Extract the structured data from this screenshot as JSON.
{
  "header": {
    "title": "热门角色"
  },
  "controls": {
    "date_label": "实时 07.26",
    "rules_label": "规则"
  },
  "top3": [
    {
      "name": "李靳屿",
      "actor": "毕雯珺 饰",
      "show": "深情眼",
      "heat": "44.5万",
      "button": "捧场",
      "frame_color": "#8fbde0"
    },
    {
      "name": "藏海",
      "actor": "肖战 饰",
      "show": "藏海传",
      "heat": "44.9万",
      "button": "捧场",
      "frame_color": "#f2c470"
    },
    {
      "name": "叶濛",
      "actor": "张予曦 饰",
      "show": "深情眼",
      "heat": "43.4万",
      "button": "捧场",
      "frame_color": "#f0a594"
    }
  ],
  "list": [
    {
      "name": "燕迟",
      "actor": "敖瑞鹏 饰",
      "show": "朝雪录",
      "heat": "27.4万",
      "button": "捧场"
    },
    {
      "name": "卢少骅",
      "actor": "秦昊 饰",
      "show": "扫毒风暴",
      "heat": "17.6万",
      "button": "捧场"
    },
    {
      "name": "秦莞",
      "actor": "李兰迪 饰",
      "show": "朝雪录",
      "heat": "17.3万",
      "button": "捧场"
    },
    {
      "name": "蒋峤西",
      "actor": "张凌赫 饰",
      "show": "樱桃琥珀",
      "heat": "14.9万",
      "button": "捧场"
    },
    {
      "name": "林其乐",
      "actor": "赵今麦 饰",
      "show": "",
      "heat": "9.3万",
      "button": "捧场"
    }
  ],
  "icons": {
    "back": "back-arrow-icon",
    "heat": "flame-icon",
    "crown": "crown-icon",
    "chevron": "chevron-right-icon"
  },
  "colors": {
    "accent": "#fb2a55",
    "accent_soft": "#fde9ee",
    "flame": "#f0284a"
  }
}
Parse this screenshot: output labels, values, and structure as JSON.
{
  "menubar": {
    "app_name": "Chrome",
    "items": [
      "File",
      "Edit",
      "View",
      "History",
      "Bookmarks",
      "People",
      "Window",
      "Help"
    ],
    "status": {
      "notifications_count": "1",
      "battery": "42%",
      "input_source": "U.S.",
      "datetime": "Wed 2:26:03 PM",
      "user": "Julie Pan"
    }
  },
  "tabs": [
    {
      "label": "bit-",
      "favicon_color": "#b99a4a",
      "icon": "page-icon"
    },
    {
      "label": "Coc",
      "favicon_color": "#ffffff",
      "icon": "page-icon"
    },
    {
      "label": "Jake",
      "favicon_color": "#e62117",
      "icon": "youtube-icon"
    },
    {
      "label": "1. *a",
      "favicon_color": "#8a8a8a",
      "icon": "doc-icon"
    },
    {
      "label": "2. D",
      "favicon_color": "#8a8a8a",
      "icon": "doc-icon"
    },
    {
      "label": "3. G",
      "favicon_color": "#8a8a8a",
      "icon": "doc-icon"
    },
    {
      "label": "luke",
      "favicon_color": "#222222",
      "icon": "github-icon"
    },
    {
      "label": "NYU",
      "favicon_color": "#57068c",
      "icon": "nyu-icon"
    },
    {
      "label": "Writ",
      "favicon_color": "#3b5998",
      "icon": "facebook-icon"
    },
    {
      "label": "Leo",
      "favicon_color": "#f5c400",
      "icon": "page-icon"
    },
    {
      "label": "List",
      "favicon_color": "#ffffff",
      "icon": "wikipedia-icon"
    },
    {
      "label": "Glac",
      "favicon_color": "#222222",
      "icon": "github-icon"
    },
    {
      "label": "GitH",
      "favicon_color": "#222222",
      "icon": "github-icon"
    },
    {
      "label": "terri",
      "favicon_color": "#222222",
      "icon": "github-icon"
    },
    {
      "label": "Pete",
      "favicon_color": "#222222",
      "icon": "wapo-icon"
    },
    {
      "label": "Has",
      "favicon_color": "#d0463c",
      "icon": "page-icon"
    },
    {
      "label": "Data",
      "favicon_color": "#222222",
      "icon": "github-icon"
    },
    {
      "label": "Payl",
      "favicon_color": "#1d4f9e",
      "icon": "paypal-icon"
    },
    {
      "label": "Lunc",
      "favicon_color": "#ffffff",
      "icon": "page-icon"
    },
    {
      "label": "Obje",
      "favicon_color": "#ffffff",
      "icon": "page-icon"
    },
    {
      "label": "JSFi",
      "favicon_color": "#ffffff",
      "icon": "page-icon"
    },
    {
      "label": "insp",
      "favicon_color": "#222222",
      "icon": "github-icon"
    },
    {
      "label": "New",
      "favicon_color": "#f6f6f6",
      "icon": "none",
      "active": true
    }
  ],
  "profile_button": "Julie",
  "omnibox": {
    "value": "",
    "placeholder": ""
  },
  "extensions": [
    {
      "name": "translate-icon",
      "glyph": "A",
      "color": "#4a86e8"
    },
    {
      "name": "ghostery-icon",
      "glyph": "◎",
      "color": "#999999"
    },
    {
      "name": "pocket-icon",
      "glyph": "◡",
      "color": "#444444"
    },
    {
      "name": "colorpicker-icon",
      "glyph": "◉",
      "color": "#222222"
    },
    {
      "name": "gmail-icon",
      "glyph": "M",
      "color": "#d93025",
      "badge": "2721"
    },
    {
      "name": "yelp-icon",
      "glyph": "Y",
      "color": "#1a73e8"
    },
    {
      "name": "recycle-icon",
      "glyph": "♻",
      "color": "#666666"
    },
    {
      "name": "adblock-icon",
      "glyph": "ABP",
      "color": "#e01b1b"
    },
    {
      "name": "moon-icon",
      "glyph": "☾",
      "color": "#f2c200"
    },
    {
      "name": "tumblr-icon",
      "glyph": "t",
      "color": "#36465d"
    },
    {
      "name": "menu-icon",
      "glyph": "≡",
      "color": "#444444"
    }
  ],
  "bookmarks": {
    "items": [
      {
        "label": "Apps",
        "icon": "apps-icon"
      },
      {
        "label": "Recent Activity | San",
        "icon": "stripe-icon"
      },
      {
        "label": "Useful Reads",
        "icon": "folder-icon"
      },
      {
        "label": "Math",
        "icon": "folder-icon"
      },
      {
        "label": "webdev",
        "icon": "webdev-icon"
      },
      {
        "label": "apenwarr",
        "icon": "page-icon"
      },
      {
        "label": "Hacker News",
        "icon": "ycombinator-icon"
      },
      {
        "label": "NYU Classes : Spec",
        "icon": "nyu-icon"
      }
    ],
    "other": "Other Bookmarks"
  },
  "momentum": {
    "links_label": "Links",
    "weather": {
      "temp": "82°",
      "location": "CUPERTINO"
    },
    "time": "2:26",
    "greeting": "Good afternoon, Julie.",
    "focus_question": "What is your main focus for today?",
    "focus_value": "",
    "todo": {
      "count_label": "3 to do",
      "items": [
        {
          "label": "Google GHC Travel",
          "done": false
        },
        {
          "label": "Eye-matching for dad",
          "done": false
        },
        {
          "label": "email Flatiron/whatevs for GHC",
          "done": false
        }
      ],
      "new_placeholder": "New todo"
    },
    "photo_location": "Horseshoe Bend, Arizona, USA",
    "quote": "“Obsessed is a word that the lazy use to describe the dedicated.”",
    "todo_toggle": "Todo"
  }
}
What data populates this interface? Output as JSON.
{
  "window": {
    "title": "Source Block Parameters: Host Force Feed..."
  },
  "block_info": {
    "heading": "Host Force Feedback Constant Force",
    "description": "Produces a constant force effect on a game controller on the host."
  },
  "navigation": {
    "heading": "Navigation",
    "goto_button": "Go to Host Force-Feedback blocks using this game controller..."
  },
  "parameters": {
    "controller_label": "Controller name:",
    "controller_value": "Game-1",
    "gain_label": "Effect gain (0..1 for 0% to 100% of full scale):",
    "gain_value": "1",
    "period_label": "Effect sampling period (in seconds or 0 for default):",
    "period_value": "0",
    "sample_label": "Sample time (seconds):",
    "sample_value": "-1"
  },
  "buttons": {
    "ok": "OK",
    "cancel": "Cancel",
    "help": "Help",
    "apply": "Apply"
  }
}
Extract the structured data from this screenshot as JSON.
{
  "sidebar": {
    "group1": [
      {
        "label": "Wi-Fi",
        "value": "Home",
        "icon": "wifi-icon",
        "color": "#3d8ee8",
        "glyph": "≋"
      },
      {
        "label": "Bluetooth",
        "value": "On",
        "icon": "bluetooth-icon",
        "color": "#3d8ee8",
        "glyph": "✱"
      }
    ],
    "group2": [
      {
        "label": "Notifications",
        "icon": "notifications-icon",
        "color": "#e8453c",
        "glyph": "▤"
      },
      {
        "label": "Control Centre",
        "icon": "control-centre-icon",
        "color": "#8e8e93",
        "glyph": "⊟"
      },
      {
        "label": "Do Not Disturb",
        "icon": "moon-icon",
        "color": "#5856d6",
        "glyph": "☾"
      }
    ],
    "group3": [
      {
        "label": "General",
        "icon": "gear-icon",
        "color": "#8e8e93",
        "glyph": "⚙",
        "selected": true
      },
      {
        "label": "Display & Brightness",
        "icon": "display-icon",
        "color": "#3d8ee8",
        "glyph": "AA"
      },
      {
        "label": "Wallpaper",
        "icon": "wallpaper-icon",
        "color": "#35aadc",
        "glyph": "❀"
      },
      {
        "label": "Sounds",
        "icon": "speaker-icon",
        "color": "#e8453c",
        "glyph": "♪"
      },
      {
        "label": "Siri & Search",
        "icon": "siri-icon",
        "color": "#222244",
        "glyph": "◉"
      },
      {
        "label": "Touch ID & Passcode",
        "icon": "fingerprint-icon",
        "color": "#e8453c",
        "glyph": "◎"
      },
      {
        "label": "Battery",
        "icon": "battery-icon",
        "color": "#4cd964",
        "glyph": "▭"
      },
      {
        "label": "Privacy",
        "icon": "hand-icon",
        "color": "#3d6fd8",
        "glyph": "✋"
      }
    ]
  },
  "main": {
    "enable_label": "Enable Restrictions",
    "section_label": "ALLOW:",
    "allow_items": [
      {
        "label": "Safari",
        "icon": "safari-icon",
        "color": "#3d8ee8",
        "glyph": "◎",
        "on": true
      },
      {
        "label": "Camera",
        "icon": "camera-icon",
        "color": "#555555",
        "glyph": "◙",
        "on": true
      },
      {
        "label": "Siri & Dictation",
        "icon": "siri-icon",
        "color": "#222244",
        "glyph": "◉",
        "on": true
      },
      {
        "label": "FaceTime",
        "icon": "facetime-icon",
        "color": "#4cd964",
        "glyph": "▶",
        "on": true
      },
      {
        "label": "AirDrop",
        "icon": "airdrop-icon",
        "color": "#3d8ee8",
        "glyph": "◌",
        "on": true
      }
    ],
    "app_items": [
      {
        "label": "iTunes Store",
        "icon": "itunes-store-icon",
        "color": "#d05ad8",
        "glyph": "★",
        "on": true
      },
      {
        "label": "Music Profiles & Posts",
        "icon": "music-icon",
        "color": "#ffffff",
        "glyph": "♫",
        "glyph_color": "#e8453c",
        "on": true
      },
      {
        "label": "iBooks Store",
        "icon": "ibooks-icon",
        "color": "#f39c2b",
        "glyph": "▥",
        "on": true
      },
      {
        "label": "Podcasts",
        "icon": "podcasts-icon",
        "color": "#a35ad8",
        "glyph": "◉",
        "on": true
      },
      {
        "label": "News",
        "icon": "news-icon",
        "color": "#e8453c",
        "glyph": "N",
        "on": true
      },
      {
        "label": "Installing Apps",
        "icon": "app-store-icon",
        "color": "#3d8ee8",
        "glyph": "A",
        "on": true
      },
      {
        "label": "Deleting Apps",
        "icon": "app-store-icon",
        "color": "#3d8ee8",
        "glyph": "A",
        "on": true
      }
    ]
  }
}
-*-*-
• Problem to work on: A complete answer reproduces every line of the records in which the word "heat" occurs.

• Expected answer:
      "heat": "44.5万",
      "heat": "44.9万",
      "heat": "43.4万",
      "heat": "27.4万",
      "heat": "17.6万",
      "heat": "17.3万",
      "heat": "14.9万",
      "heat": "9.3万",
    "heat": "flame-icon",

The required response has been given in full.